It’s impossible to escape news that California is in the midst of a terrible drought, but it took spending five days in the backcountry of Inyo National Forest and Kings Canyon National Park to give me perspective on just how dire the water situation in our state really is. Creeks and rivers that should be raging are barely ankle deep. Peak summits that should be encased in snow and ice are exposed and dry. As soon as I got home, I downloaded photos from the trip, and started looking online for photos from previous years.
Below are two photos – I took the one on top two weeks ago looking West from the shore of Summit Lake in Humphrey’s Basin, at an elevation of roughly 11,000 feet. The one below was taken by a fellow backpacker almost exactly 4 years earlier, on July 6th of 2010, a nearly perfect “average” snow year based on data from the Department of Water Resources. The contrast is indeed stark.

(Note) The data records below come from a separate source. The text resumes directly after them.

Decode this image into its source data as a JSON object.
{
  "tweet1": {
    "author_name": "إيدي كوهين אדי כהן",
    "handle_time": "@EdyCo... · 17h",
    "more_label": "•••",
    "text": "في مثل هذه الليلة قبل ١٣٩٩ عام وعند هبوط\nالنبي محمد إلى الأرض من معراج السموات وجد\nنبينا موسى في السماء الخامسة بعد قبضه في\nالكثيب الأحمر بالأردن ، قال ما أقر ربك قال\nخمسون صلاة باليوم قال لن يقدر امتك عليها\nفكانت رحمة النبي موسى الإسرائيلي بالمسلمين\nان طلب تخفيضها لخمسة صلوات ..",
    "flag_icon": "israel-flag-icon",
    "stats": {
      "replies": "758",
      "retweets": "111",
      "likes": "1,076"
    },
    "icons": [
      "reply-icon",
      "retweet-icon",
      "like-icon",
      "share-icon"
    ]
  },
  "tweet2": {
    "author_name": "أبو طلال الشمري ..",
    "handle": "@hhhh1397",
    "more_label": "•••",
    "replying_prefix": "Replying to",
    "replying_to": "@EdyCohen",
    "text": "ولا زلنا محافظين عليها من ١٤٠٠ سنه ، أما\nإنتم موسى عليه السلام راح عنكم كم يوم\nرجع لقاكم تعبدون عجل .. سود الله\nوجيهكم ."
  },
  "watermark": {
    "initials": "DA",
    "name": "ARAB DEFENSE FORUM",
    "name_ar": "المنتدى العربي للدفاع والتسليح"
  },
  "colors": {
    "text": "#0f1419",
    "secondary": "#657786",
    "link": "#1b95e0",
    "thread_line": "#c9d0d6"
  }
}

So we know there’s a drought, and we can see the difference in charts and graphs that show snowpack and river flows. But living in urban communities there’s a gap between what we know, and our behavior. After all, the water still comes out of our faucets just as fast, and the price we pay for residential water has barely nudged, leaving both our perceptions and our pocketbooks intact. Without additional action, there is little beyond personal responsibility to motivate people to conserve.
Earlier this week, the State Water Resources Control Board approved stiff new fines for conservation scofflaws. Californian’s caught wasting water – hosing down sidewalks instead of using a broom, over-watering landscaping – may now be subject to a $500 per day fine. But as we’ve seen with other environmental issues like Save The Bay’s efforts to enforce outdoor smoking bans, regulation means little without consistent enforcement.
While it remains to be seen whether the recent emergency drought declaration by Governor Brown, or the State Water Board’s approval of fines will change behavior, there are still significant gaps in how we manage water in California. Statewide management of groundwater resources continues to lag behind other western states (although an interesting new court ruling may change that). And the Bay Delta region continues to be one of the longest standing bureaucratic and political messes in the state.
As the adage oft attributed to Mark Twain goes, “Whiskey is for drinking, and water is for fighting over.”